# [RECORDS SUPPLIED]

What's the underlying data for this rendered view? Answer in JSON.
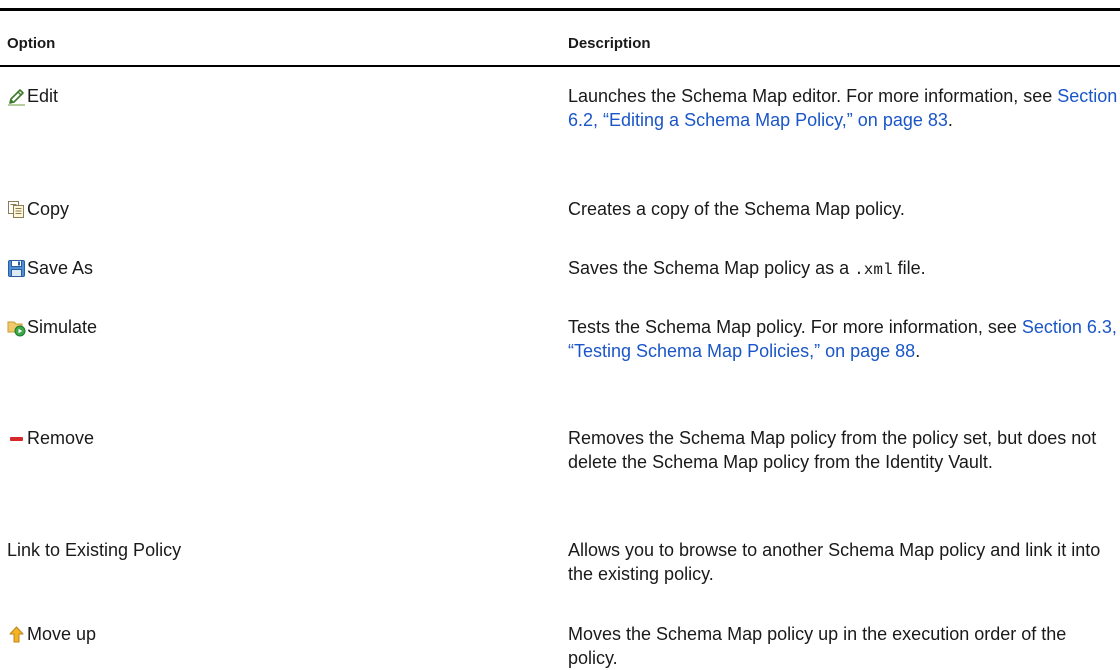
{
  "table": {
    "headers": {
      "option": "Option",
      "description": "Description"
    },
    "rows": [
      {
        "icon": "pencil-edit-icon",
        "option": "Edit",
        "desc_before": "Launches the Schema Map editor. For more information, see ",
        "desc_link": "Section 6.2, “Editing a Schema Map Policy,” on page 83",
        "desc_after": "."
      },
      {
        "icon": "copy-icon",
        "option": "Copy",
        "desc": "Creates a copy of the Schema Map policy."
      },
      {
        "icon": "save-as-icon",
        "option": "Save As",
        "desc_before": "Saves the Schema Map policy as a ",
        "desc_code": ".xml",
        "desc_after": " file."
      },
      {
        "icon": "simulate-icon",
        "option": "Simulate",
        "desc_before": "Tests the Schema Map policy. For more information, see ",
        "desc_link": "Section 6.3, “Testing Schema Map Policies,” on page 88",
        "desc_after": "."
      },
      {
        "icon": "remove-icon",
        "option": "Remove",
        "desc": "Removes the Schema Map policy from the policy set, but does not delete the Schema Map policy from the Identity Vault."
      },
      {
        "option": "Link to Existing Policy",
        "desc": "Allows you to browse to another Schema Map policy and link it into the existing policy."
      },
      {
        "icon": "arrow-up-icon",
        "option": "Move up",
        "desc": "Moves the Schema Map policy up in the execution order of the policy."
      }
    ]
  },
  "colors": {
    "link": "#1a56c8",
    "rule": "#000000",
    "text": "#1a1a1a"
  }
}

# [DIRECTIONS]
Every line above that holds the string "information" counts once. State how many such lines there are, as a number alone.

# [SOLUTION TO THE EXERCISE]
2